Update on Freelancing

I’m in my sixth week of freelancing now and I feel like I’m off to a good start. (If you missed my career shift, see Why I Freelance Now for more details.) Here is a brief update.

What I’m doing: I am a freelance Web Producer and Technical Writer. As such, I advise on web strategy, collaborate on content, and manage development projects. I’m also creating technical documentation, including functional requirements specifications and user guides, for IT infrastructure and web projects.

Where I found clients: Networking. Most of the work I’m doing is with people I already knew and, in many cases, worked with in previous full-time jobs. It’s true what they say: Don’t burn your bridges- you never know when you may meet up again.

What I like most: The projects (I pick them!) and flexibility. Sure, there are deadlines. I can’t slack by any means. However, if I’m having trouble wrapping my thoughts around the task at hand, I can walk away, then return with a fresh perspective. I’m able to shift my schedule as needed (within reason). On the days I work from home, I sometimes work shorter hours during the day and pick up later in the evening.

What I like least: Travel time. I have clients in multiple states that I must visit face-to-face regularly. This is balanced out by my ability to work from home on other days. Tied for least: HR stuff. I’m still looking for a good accountant and health insurance. COBRA isn’t cheap.

Biggest reward: Realizing I can do this. It was scary to go from a full-time job to freelance. After all, I’m in charge now, which can be a good thing or a bad thing.

My advice to others: If you want to make the switch to freelancing, plan ahead. Research the legalities. Talk to lots of people. You may find great advice, recommendations, and possibly even work where you least expect it.

Am I happy: Yes! I love what I’m doing and I’m meeting great people.

How Far We’ve Come

My friend sent me a link today to an interview she did on the news in her state. She eloquently, not to mention stylishly, spoke about her company’s offerings and their latest web efforts and e-newsletters, for which she has played a major role. It made me think, my, how far we’ve come.

There are times when I feel a little lackluster about things, but lately I’ve realized I’m doing alright. I’m currently successfully living my dream of freelancing; I’ve booked the vacation I’ve wanted to take since I was little; and I’m living in a quiet neighborhood conveniently located between Philadelphia and New York City. Not too shabby.

I encourage you to take a moment to really look at all you’ve accomplished. Realize that you, too, are probably doing better than you thought.

Life After Web on Twitter

If you’re visiting my blog right now, as opposed to reading through an RSS feeder (and thank you to all readers, regardless of venue!), you’ll notice a new addition to my sidebar: Life After Web on Twitter.
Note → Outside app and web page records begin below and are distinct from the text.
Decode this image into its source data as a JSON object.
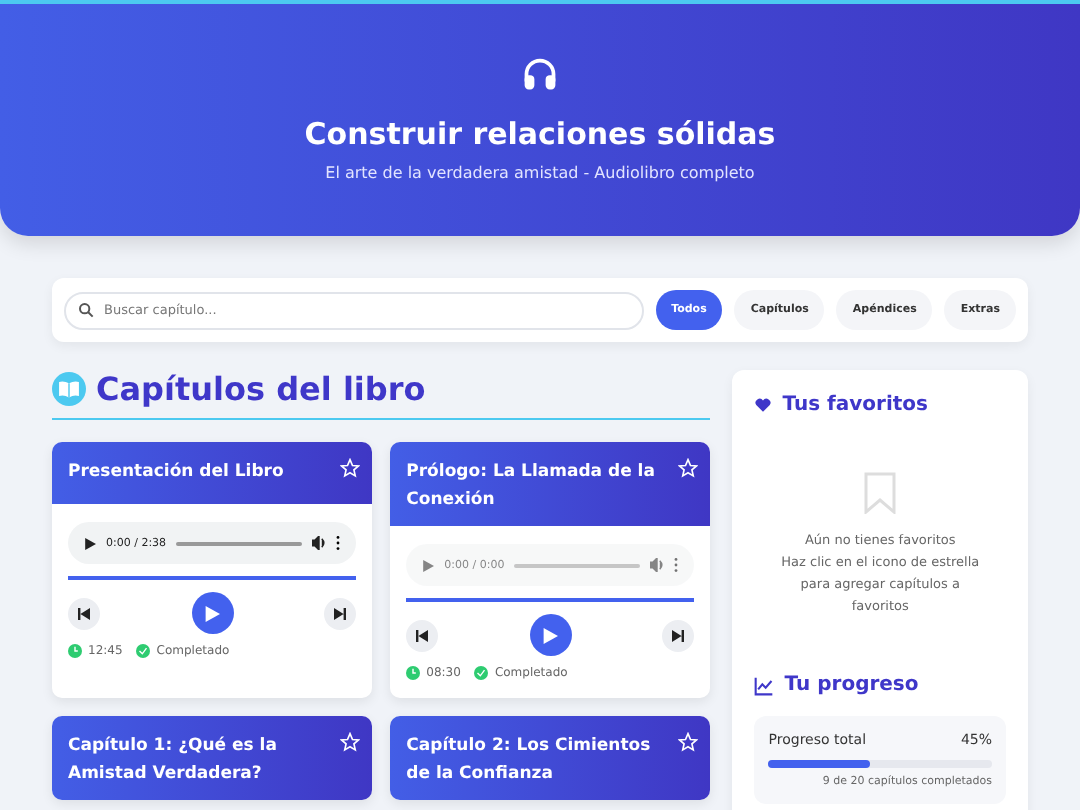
{
  "header": {
    "title": "Construir relaciones sólidas",
    "subtitle": "El arte de la verdadera amistad - Audiolibro completo"
  },
  "search": {
    "placeholder": "Buscar capítulo..."
  },
  "filters": [
    {
      "label": "Todos",
      "selected": true
    },
    {
      "label": "Capítulos",
      "selected": false
    },
    {
      "label": "Apéndices",
      "selected": false
    },
    {
      "label": "Extras",
      "selected": false
    }
  ],
  "section_title": "Capítulos del libro",
  "chapters": [
    {
      "title": "Presentación del Libro",
      "favorite": false,
      "player": {
        "time": "0:00 / 2:38",
        "disabled": false
      },
      "duration": "12:45",
      "status": "Completado",
      "completed": true
    },
    {
      "title": "Prólogo: La Llamada de la Conexión",
      "favorite": false,
      "player": {
        "time": "0:00 / 0:00",
        "disabled": true
      },
      "duration": "08:30",
      "status": "Completado",
      "completed": true
    },
    {
      "title": "Capítulo 1: ¿Qué es la Amistad Verdadera?",
      "favorite": false
    },
    {
      "title": "Capítulo 2: Los Cimientos de la Confianza",
      "favorite": false
    }
  ],
  "favorites": {
    "title": "Tus favoritos",
    "empty_lines": [
      "Aún no tienes favoritos",
      "Haz clic en el icono de estrella para agregar capítulos a favoritos"
    ]
  },
  "progress": {
    "title": "Tu progreso",
    "label": "Progreso total",
    "percent": "45%",
    "level": 0.45,
    "caption": "9 de 20 capítulos completados"
  }
}
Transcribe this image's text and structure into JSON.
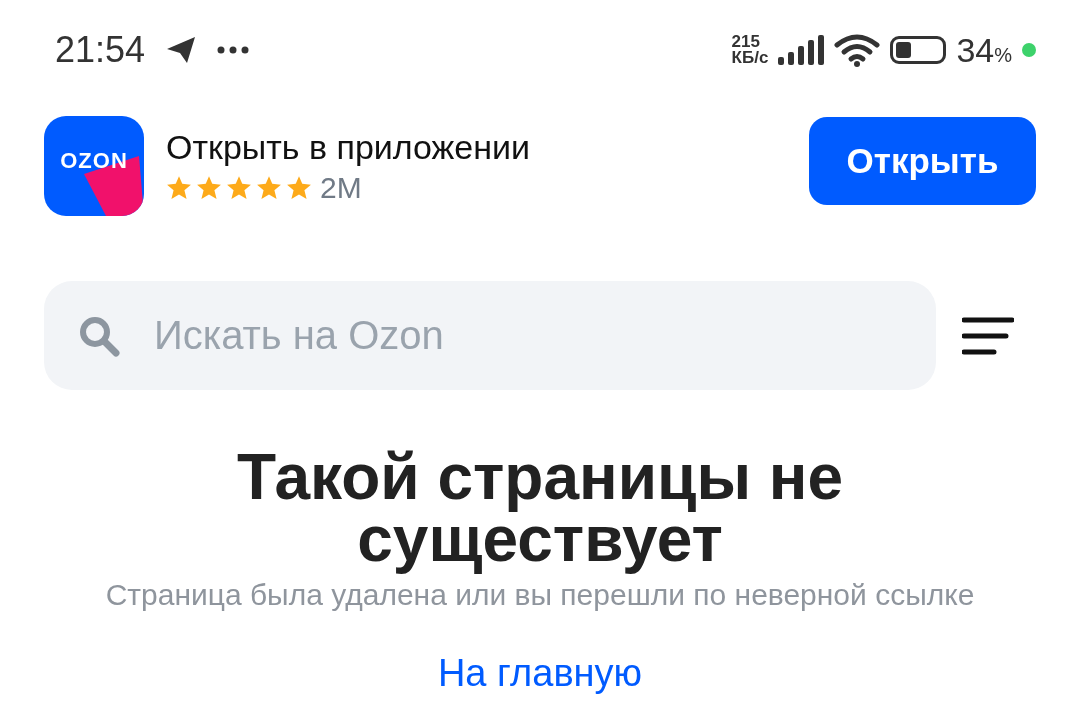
{
  "status_bar": {
    "time": "21:54",
    "speed_value": "215",
    "speed_unit": "КБ/с",
    "battery_percent": "34",
    "percent_sign": "%"
  },
  "app_banner": {
    "logo_text": "OZON",
    "title": "Открыть в приложении",
    "stars": 5,
    "rating_count": "2M",
    "button": "Открыть"
  },
  "search": {
    "placeholder": "Искать на Ozon"
  },
  "error": {
    "title": "Такой страницы не существует",
    "message": "Страница была удалена или вы перешли по неверной ссылке",
    "link": "На главную"
  }
}
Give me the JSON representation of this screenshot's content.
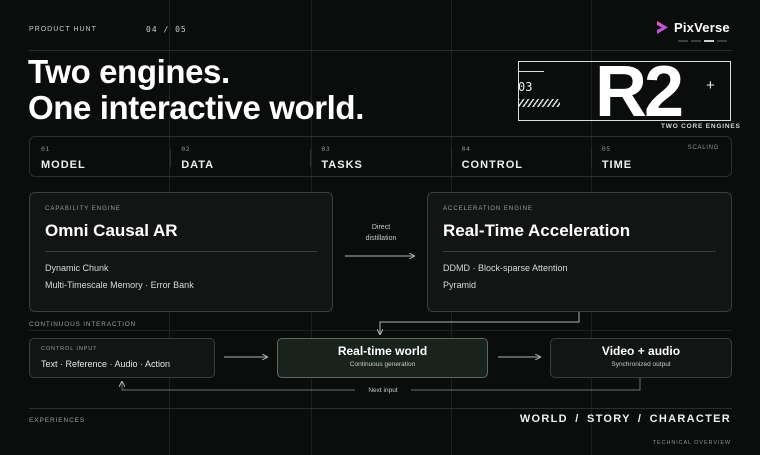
{
  "header": {
    "brand_tag": "PRODUCT HUNT",
    "page_number": "04 / 05",
    "logo_text": "PixVerse"
  },
  "headline": {
    "line1": "Two engines.",
    "line2": "One interactive world."
  },
  "r2_block": {
    "index": "03",
    "model": "R2",
    "plus": "+",
    "caption": "TWO CORE ENGINES"
  },
  "pillars": [
    {
      "num": "01",
      "label": "MODEL"
    },
    {
      "num": "02",
      "label": "DATA"
    },
    {
      "num": "03",
      "label": "TASKS"
    },
    {
      "num": "04",
      "label": "CONTROL"
    },
    {
      "num": "05",
      "label": "TIME"
    }
  ],
  "pillars_tag": "SCALING",
  "capability_engine": {
    "tag": "CAPABILITY ENGINE",
    "title": "Omni Causal AR",
    "line1": "Dynamic Chunk",
    "line2": "Multi-Timescale Memory  ·  Error Bank"
  },
  "distillation_label": {
    "line1": "Direct",
    "line2": "distillation"
  },
  "acceleration_engine": {
    "tag": "ACCELERATION ENGINE",
    "title": "Real-Time Acceleration",
    "line1": "DDMD  ·  Block-sparse Attention",
    "line2": "Pyramid"
  },
  "continuous_label": "CONTINUOUS INTERACTION",
  "control_input": {
    "tag": "CONTROL INPUT",
    "text": "Text · Reference · Audio · Action"
  },
  "realtime_world": {
    "title": "Real-time world",
    "subtitle": "Continuous generation"
  },
  "video_audio": {
    "title": "Video + audio",
    "subtitle": "Synchronized output"
  },
  "next_input_label": "Next input",
  "footer": {
    "experiences_label": "EXPERIENCES",
    "experiences": "WORLD  /  STORY  /  CHARACTER",
    "technical_label": "TECHNICAL OVERVIEW"
  },
  "colors": {
    "background": "#0b0c0c",
    "accent_green": "#5a6b5f",
    "logo_pink": "#e04fd0",
    "logo_purple": "#7a4dff"
  }
}
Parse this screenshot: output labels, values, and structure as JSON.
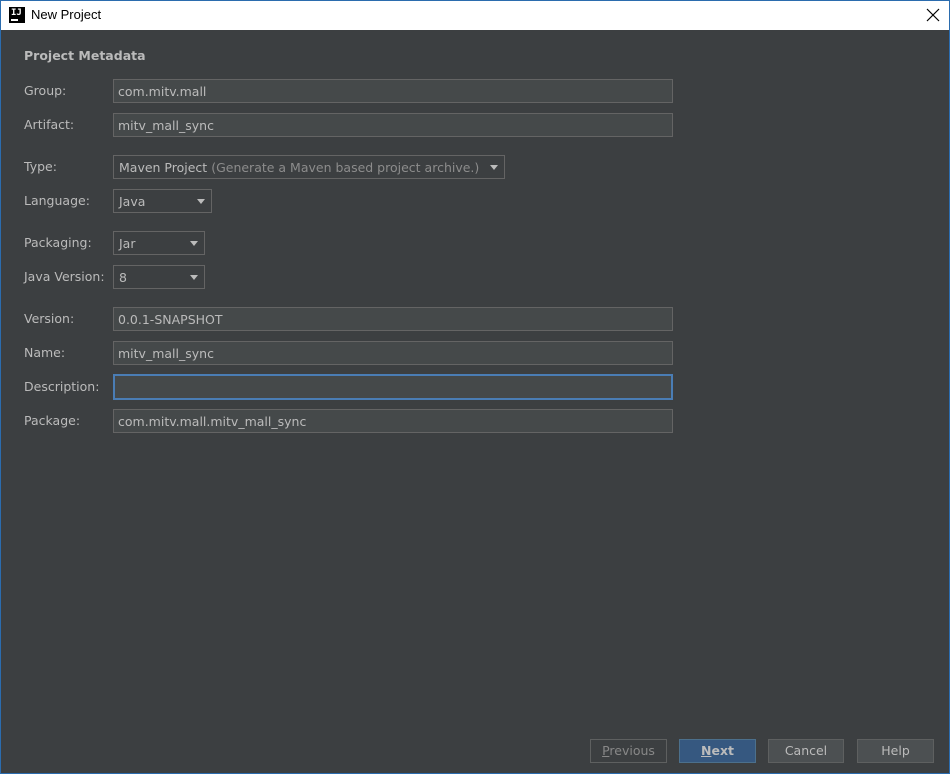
{
  "window": {
    "title": "New Project",
    "app_icon_text": "IJ"
  },
  "section": {
    "title": "Project Metadata"
  },
  "fields": {
    "group": {
      "label": "Group:",
      "value": "com.mitv.mall"
    },
    "artifact": {
      "label": "Artifact:",
      "value": "mitv_mall_sync"
    },
    "type": {
      "label": "Type:",
      "value": "Maven Project",
      "hint": "(Generate a Maven based project archive.)"
    },
    "language": {
      "label": "Language:",
      "value": "Java"
    },
    "packaging": {
      "label": "Packaging:",
      "value": "Jar"
    },
    "java_version": {
      "label": "Java Version:",
      "value": "8"
    },
    "version": {
      "label": "Version:",
      "value": "0.0.1-SNAPSHOT"
    },
    "name": {
      "label": "Name:",
      "value": "mitv_mall_sync"
    },
    "description": {
      "label": "Description:",
      "value": ""
    },
    "package": {
      "label": "Package:",
      "value": "com.mitv.mall.mitv_mall_sync"
    }
  },
  "buttons": {
    "previous": {
      "mnemonic": "P",
      "rest": "revious",
      "enabled": false
    },
    "next": {
      "mnemonic": "N",
      "rest": "ext"
    },
    "cancel": {
      "label": "Cancel"
    },
    "help": {
      "label": "Help"
    }
  },
  "icons": {
    "app": "intellij-icon",
    "close": "close-icon",
    "dropdown": "chevron-down-icon"
  },
  "colors": {
    "background": "#3c3f41",
    "field_background": "#45494a",
    "focus_border": "#4a7db5",
    "default_button": "#365880",
    "text": "#bbbbbb"
  }
}
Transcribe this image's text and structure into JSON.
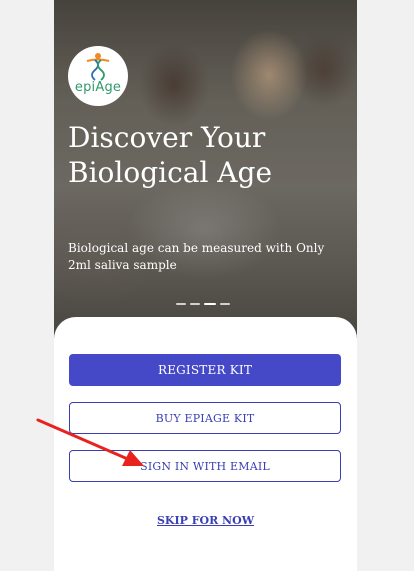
{
  "app": {
    "logo_text": "epiAge"
  },
  "hero": {
    "title": "Discover Your Biological Age",
    "subtitle": "Biological age can be measured with Only 2ml saliva sample",
    "carousel": {
      "slides": 4,
      "active": 3
    }
  },
  "actions": {
    "register_label": "REGISTER KIT",
    "buy_label": "BUY EPIAGE KIT",
    "signin_label": "SIGN IN WITH EMAIL",
    "skip_label": "SKIP FOR NOW"
  },
  "colors": {
    "primary": "#4549c8",
    "outline": "#3a3fb3",
    "arrow": "#e8231f",
    "logo_green": "#2f9a6a"
  },
  "icons": {
    "logo": "dna-person-logo-icon",
    "annotation": "red-arrow-icon"
  }
}
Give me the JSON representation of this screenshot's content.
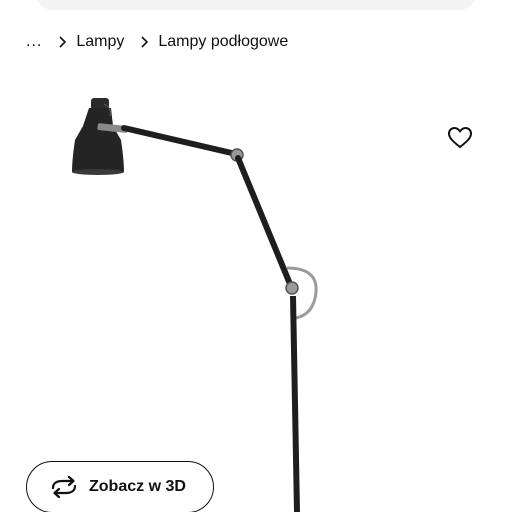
{
  "breadcrumb": {
    "ellipsis": "...",
    "items": [
      {
        "label": "Lampy"
      },
      {
        "label": "Lampy podłogowe"
      }
    ]
  },
  "product": {
    "image_icon": "floor-lamp-image",
    "favourite_icon": "heart-icon"
  },
  "actions": {
    "view_3d_label": "Zobacz w 3D",
    "view_3d_icon": "rotate-arrows-icon"
  }
}
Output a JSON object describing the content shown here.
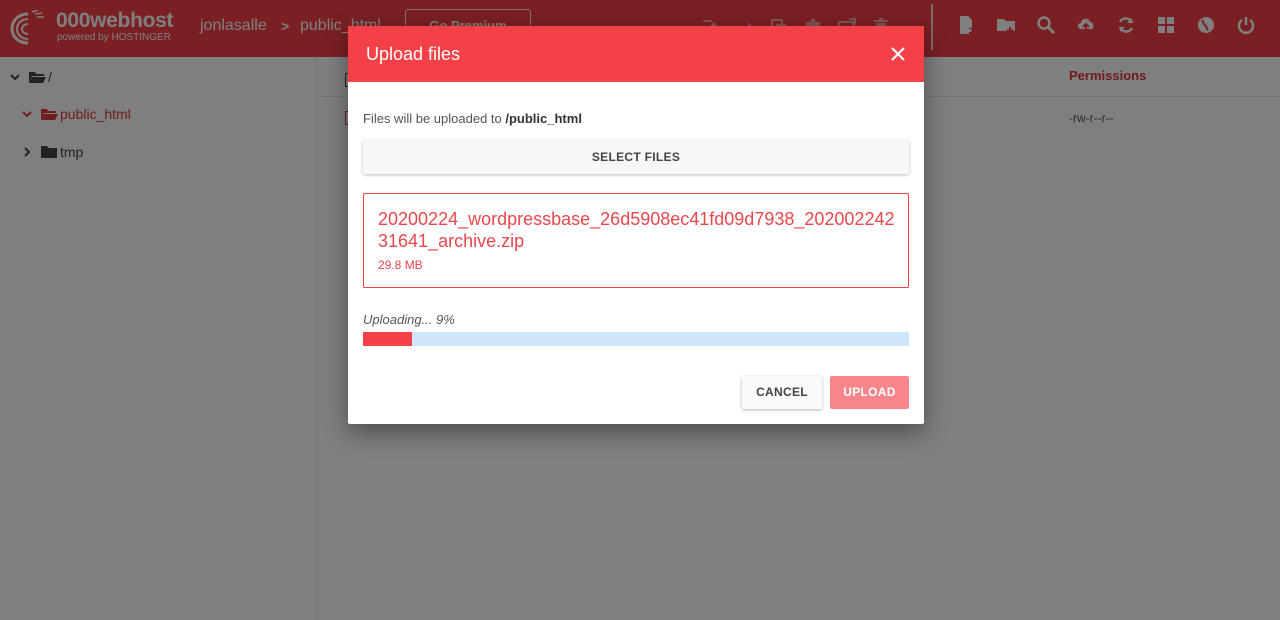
{
  "header": {
    "logo_text": "000webhost",
    "logo_sub": "powered by HOSTINGER",
    "breadcrumb_user": "jonlasalle",
    "breadcrumb_sep": ">",
    "breadcrumb_dir": "public_html",
    "go_premium": "Go Premium",
    "brand_color": "#f44147"
  },
  "tree": {
    "root": "/",
    "items": [
      {
        "label": "public_html",
        "expanded": true,
        "active": true
      },
      {
        "label": "tmp",
        "expanded": false,
        "active": false
      }
    ]
  },
  "table": {
    "permissions_header": "Permissions",
    "rows": [
      {
        "permissions": "-rw-r--r--"
      }
    ]
  },
  "dialog": {
    "title": "Upload files",
    "info_prefix": "Files will be uploaded to",
    "info_path": "/public_html",
    "select_files": "SELECT FILES",
    "file_name": "20200224_wordpressbase_26d5908ec41fd09d7938_20200224231641_archive.zip",
    "file_size": "29.8 MB",
    "status": "Uploading... 9%",
    "progress_percent": 9,
    "cancel": "CANCEL",
    "upload": "UPLOAD"
  }
}
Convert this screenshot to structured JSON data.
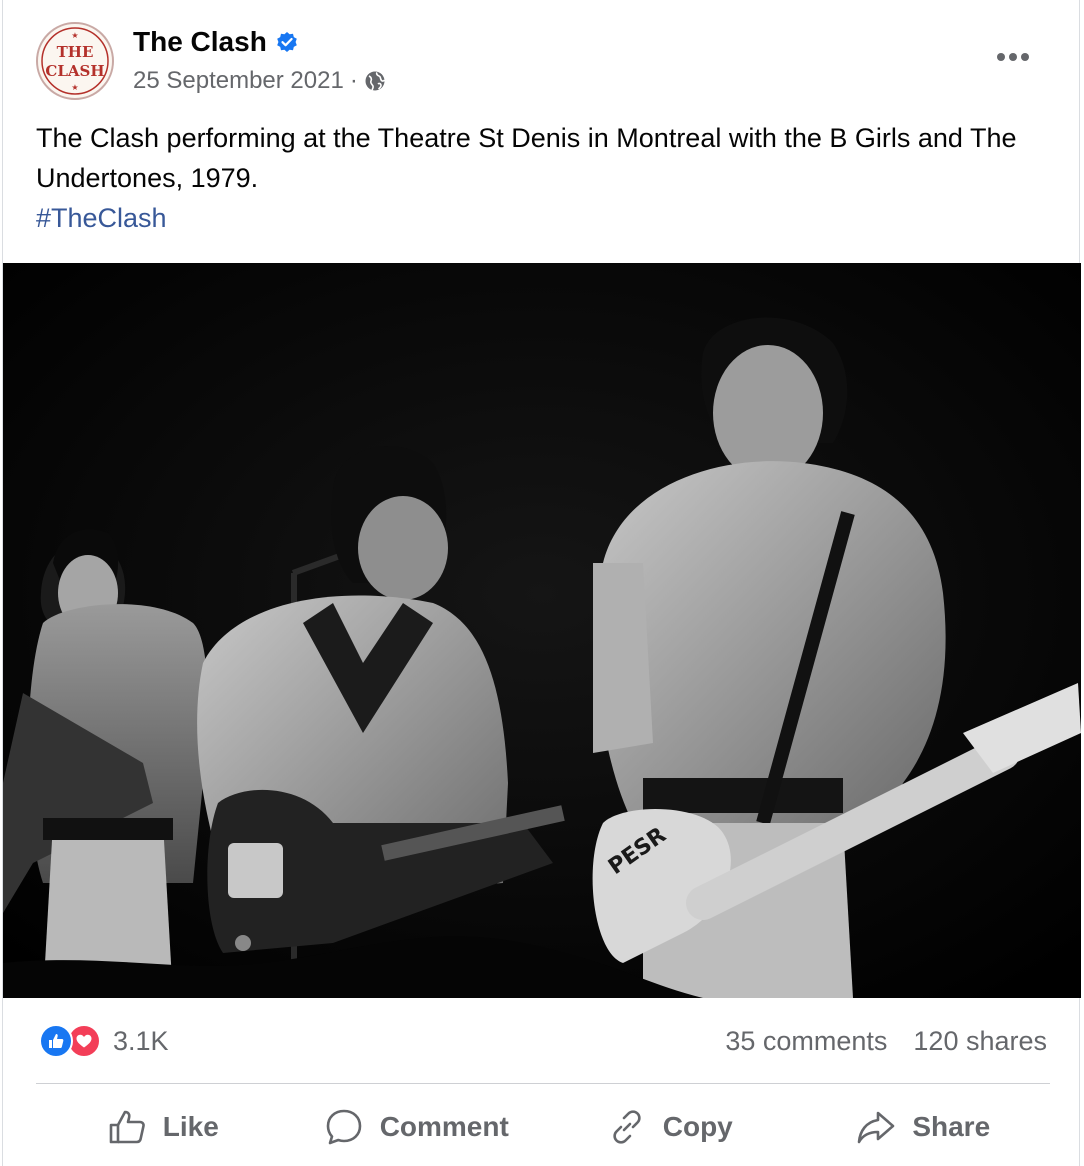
{
  "post": {
    "page_name": "The Clash",
    "date": "25 September 2021",
    "dot": "·",
    "avatar_text_top": "THE",
    "avatar_text_bottom": "CLASH",
    "caption": "The Clash performing at the Theatre St Denis in Montreal with the B Girls and The Undertones, 1979.",
    "hashtag": "#TheClash",
    "photo_guitar_lettering": "PESR"
  },
  "stats": {
    "reaction_count": "3.1K",
    "comments": "35 comments",
    "shares": "120 shares"
  },
  "actions": {
    "like": "Like",
    "comment": "Comment",
    "copy": "Copy",
    "share": "Share"
  },
  "colors": {
    "accent_blue": "#1877f2",
    "hashtag_blue": "#385898",
    "love_red": "#f33e58",
    "secondary_text": "#65676b",
    "avatar_red": "#b4312b"
  },
  "icons": {
    "verified": "verified-badge-icon",
    "audience": "globe-icon",
    "more": "more-dots-icon",
    "like": "thumbs-up-icon",
    "love": "heart-icon",
    "comment": "speech-bubble-icon",
    "copy": "link-icon",
    "share": "share-arrow-icon"
  }
}
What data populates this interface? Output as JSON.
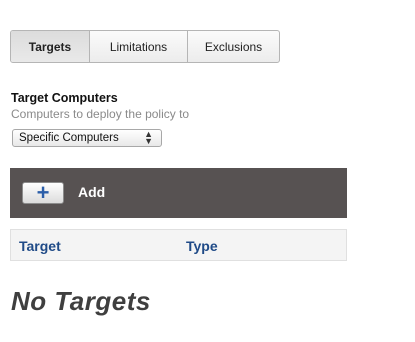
{
  "tabs": [
    {
      "label": "Targets",
      "active": true
    },
    {
      "label": "Limitations",
      "active": false
    },
    {
      "label": "Exclusions",
      "active": false
    }
  ],
  "section": {
    "title": "Target Computers",
    "subtitle": "Computers to deploy the policy to",
    "select_value": "Specific Computers"
  },
  "toolbar": {
    "add_label": "Add"
  },
  "table": {
    "columns": [
      "Target",
      "Type"
    ]
  },
  "empty_message": "No Targets",
  "colors": {
    "toolbar_bg": "#575252",
    "column_header_text": "#1f4a87",
    "add_icon": "#2b5ea9"
  }
}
As with all of my web toys, I joined Twitter merely to learn more about it- how it works, how a user interacts with it, how updates are broadcast, how other people and businesses are using it. I didn’t “tweet” very much initially, but I’m still trying it here and there.

While writing my last post, How many places do I need on the web, I thought why not add my Twitter feed to my blog? If you’re interested, check it out. You can also visit Life After Web on Twitter and subscribe to follow it at twitter.com/lifeafterweb.

Also, I’m always interested in hearing how others are using Twitter. If you have any ideas or unique usages, please leave a comment.

How many places do I need on the web?

I have this blog, a website, a lightly used Twitter account, and a LinkedIn profile. I have accounts on Technorati, BlogHer, Delicious, Boxes and Arrows, and who even remembers where else. Most of the time, I forget about the ones I’ve just listed.

I tried Second Life to see what the buzz was about, but found dressing my avatar and changing hairstyles far more appealing than conversing with any scantily clad habitants or, um, Darth Vadar. I’ve been invited to join MySpace and politely declined (ok, ignored) the offers. I’ve received two invitations to Facebook in the last month.

I even went so far as to search names to see how many other people I might know on Facebook. (A few. Truth be told, I’m more into computers and the internet than most of my friends.) I’ll probably start an account, if for no other reason, to learn about it firsthand. After all, as a web producer, I ought to be familiar with these things. Why haven’t I done it yet? There are just so many accounts to keep track of and update. While my family will groan I spend too much time on the computer, I have activities out there in the real world that need attention, too.

With so many social networking sites and everyone else adding login-required features, how many accounts is enough? Is it even socially acceptable to be offline? When I’m away from my computer, I can’t help but think about the blog posts that need to be written, the emails that are accumulating with more work, the Twitter account which sits awaiting an update for no other reason than to make myself feel like I’m keeping up.

I love the web and I love all the tools out there. I will always be looking for the usefulness of the latest trends. I will always tinker around to see how things work or how I (or my clients) can make use of them.

As for Facebook, I know it’s popularity has probably already peaked, but don’t rule out a fashionably late appearance from me. Anything can happen. (Except for MySpace. I’m still avoiding that one like the plague.)